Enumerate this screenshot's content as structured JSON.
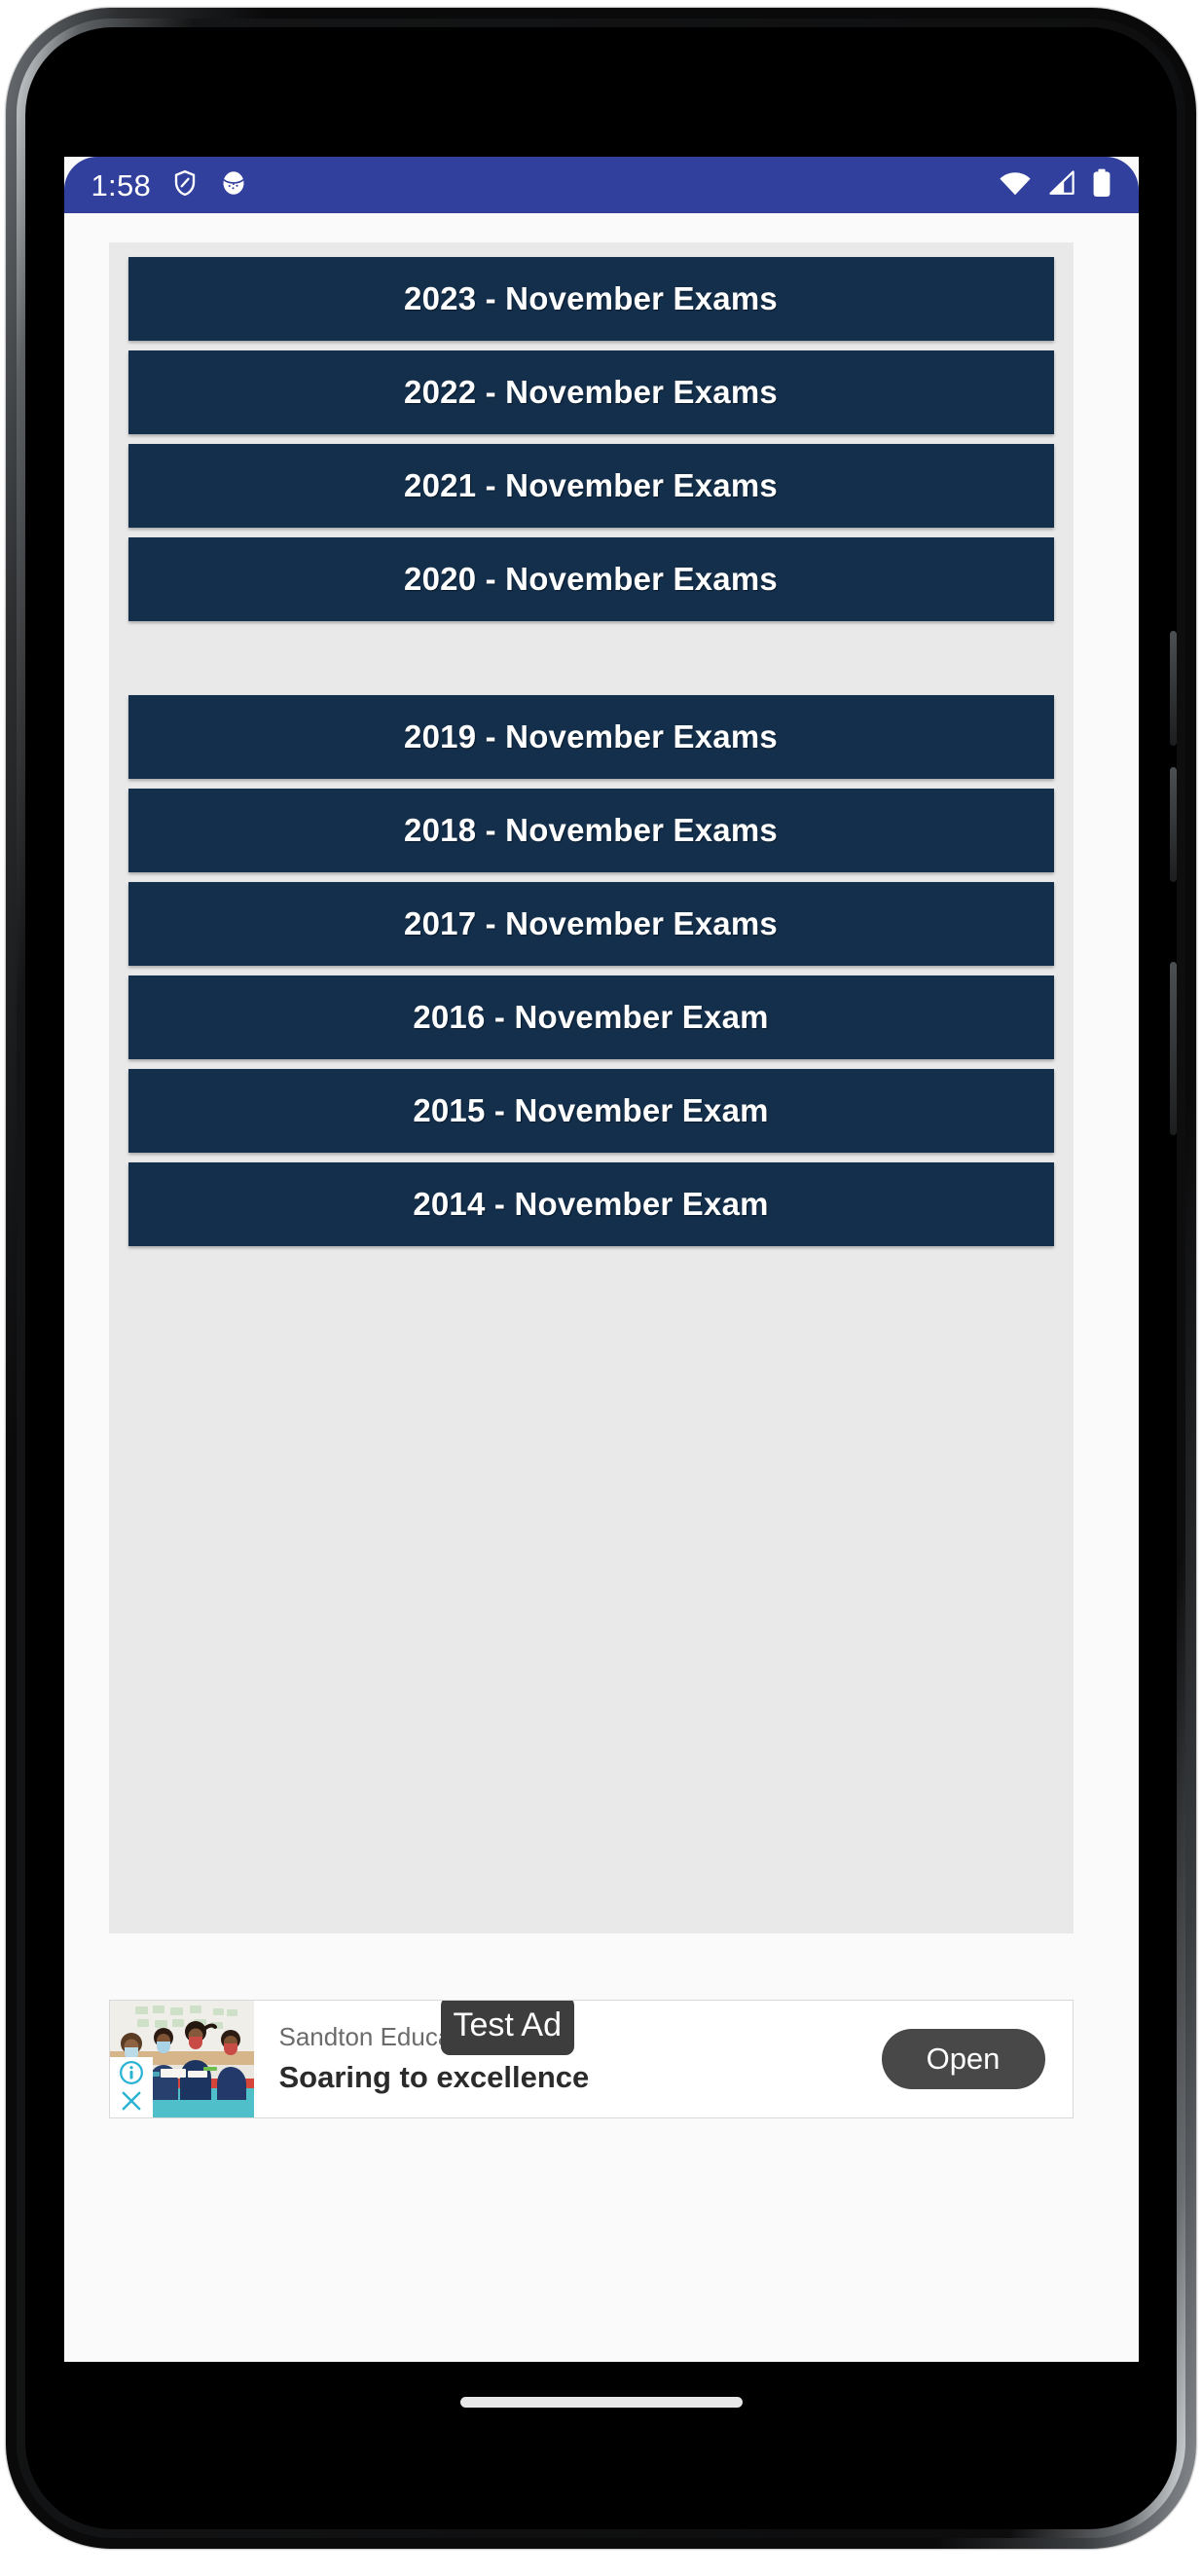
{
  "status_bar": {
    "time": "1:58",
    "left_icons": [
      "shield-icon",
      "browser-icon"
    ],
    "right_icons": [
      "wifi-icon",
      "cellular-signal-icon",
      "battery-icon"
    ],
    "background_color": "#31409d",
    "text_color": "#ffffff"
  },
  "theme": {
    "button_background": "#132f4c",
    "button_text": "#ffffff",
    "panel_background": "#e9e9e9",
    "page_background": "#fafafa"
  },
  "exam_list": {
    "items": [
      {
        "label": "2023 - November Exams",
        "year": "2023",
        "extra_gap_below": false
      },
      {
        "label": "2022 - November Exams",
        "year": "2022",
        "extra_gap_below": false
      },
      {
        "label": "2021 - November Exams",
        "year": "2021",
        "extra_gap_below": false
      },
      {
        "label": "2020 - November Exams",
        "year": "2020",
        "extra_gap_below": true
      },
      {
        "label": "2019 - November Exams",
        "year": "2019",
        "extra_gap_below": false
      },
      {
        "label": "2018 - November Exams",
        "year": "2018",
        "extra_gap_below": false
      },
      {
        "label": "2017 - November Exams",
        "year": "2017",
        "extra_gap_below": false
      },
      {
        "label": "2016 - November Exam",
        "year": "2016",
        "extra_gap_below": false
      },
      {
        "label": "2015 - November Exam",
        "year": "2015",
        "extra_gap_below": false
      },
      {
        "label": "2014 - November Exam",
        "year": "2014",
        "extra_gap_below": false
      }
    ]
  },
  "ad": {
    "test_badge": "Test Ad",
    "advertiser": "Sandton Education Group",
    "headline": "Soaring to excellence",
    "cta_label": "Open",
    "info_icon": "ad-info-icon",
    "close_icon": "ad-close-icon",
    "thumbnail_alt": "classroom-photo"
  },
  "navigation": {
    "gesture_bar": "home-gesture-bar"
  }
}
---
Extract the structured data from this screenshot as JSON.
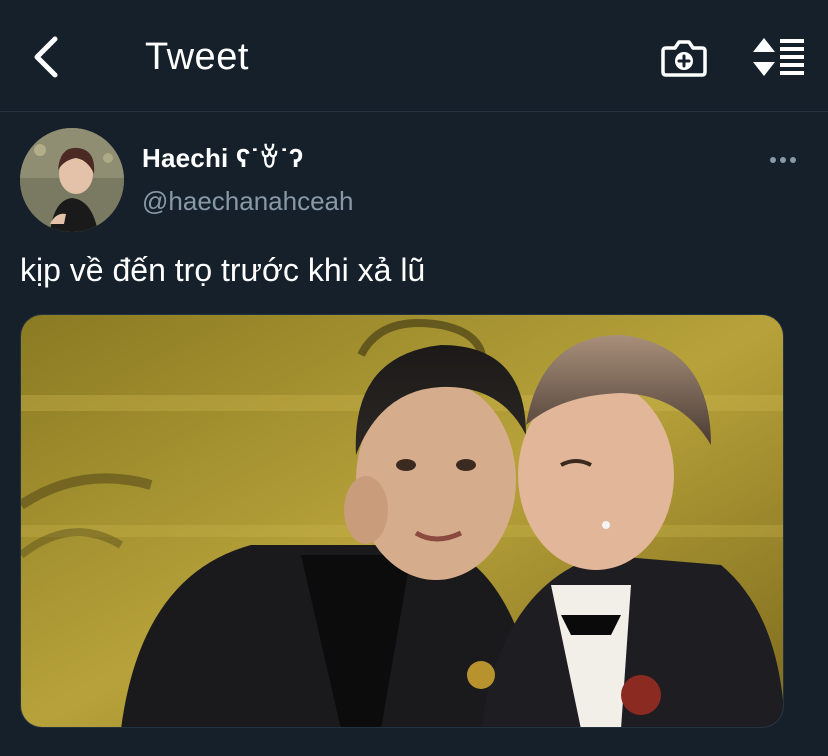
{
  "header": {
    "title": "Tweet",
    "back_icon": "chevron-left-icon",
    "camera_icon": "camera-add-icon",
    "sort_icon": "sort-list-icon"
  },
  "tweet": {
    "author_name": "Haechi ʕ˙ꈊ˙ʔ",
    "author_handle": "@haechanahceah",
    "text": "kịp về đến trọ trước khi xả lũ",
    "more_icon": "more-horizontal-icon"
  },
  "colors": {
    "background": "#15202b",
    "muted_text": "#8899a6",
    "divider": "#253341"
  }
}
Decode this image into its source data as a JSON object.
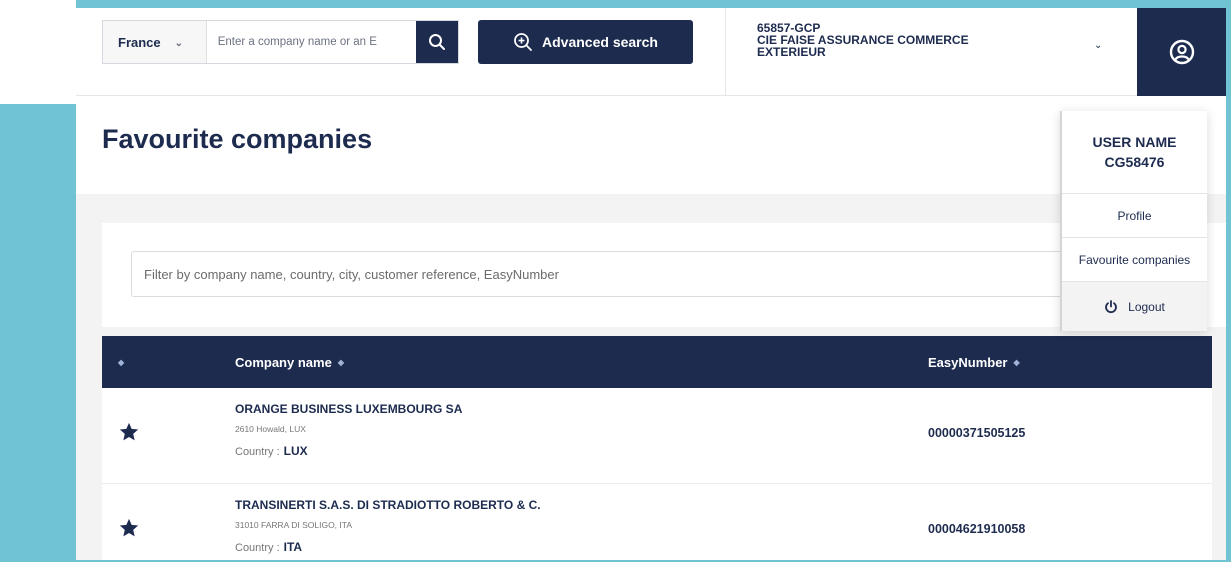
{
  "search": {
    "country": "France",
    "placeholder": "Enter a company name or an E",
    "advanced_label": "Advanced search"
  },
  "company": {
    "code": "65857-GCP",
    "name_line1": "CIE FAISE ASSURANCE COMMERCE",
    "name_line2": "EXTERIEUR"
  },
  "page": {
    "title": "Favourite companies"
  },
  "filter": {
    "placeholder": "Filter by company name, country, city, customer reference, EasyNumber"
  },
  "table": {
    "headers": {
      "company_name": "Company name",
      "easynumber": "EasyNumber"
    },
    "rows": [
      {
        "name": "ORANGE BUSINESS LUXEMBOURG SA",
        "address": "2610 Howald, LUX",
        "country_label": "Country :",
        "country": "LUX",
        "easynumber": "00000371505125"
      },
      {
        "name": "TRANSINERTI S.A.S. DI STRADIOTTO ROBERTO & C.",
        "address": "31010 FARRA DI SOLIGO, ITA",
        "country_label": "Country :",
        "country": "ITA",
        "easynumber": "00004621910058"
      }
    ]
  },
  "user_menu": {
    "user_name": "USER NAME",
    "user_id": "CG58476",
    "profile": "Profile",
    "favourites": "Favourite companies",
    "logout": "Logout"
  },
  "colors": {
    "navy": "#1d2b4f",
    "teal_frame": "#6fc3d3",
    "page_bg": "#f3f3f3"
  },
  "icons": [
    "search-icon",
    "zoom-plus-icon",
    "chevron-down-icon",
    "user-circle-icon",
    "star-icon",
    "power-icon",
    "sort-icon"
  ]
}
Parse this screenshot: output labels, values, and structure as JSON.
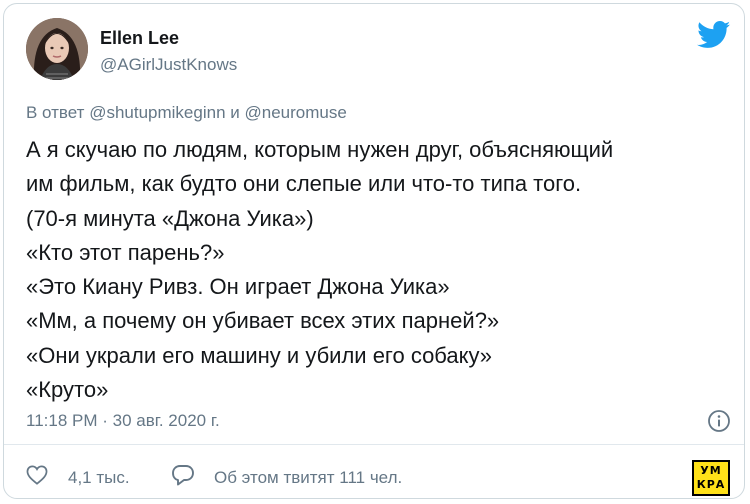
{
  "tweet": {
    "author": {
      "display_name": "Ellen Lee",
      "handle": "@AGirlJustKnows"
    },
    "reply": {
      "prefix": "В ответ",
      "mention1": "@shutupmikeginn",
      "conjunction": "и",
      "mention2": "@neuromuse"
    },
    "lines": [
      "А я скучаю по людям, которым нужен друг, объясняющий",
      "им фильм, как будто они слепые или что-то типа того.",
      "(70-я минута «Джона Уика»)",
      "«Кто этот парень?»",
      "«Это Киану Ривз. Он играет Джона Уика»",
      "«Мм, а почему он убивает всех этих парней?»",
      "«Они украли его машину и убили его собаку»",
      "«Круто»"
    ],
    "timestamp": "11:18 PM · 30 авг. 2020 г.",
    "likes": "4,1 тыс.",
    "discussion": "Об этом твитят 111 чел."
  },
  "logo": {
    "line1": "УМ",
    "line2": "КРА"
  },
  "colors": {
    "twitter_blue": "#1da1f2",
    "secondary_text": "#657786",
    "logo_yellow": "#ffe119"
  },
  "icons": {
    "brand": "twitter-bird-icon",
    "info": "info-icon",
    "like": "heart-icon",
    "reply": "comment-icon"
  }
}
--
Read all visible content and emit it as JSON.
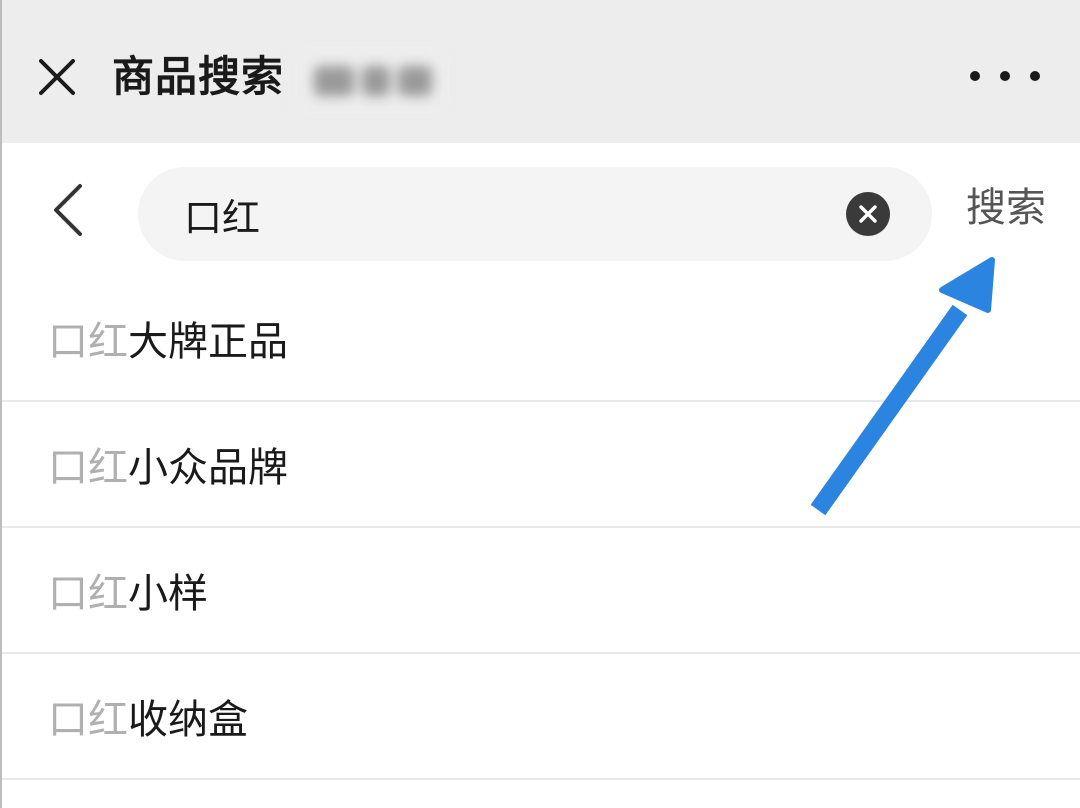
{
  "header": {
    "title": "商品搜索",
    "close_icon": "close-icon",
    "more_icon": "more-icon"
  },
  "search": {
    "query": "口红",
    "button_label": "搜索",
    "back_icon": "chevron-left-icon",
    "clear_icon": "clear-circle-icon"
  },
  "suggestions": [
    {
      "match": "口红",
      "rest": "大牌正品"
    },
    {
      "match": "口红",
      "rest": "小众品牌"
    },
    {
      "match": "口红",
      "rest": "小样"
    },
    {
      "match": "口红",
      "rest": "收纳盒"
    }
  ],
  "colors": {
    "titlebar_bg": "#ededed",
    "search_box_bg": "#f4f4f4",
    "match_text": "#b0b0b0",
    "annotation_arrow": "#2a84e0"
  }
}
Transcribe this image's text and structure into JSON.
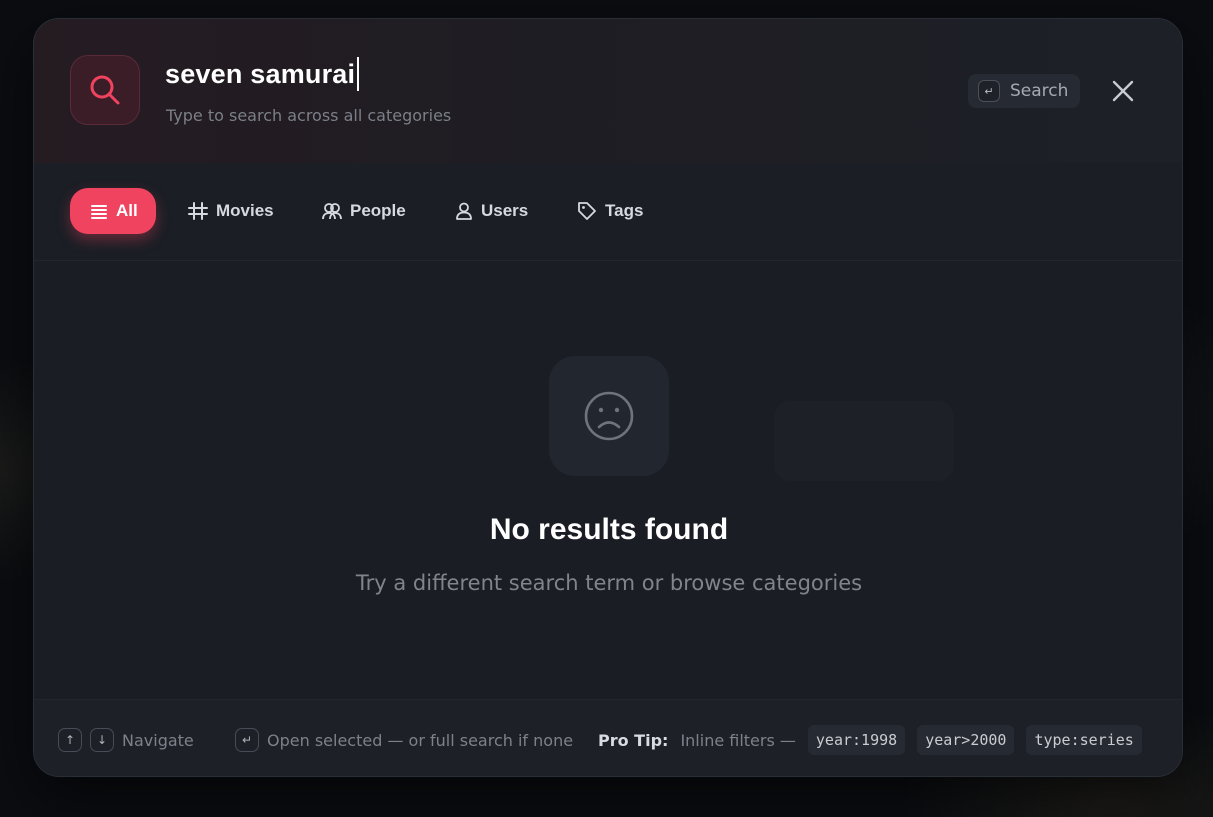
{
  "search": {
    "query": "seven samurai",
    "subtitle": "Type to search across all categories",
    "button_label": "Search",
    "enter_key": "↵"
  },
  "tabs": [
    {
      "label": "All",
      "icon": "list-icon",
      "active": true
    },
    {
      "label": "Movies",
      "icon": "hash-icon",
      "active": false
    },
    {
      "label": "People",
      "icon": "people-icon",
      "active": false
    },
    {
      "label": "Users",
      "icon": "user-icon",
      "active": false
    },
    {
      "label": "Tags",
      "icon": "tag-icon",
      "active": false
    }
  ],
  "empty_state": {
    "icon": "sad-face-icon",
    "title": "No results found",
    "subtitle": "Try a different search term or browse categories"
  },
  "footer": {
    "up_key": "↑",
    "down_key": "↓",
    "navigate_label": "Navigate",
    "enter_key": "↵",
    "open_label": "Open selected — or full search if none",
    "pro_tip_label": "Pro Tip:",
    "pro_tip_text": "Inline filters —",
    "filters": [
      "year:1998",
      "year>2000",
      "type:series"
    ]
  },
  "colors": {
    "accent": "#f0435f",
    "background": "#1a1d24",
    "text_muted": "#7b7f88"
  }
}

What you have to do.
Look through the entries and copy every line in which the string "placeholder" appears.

Answer.
    "placeholder": "Enter a company name or an E",
    "placeholder": "Filter by company name, country, city, customer reference, EasyNumber"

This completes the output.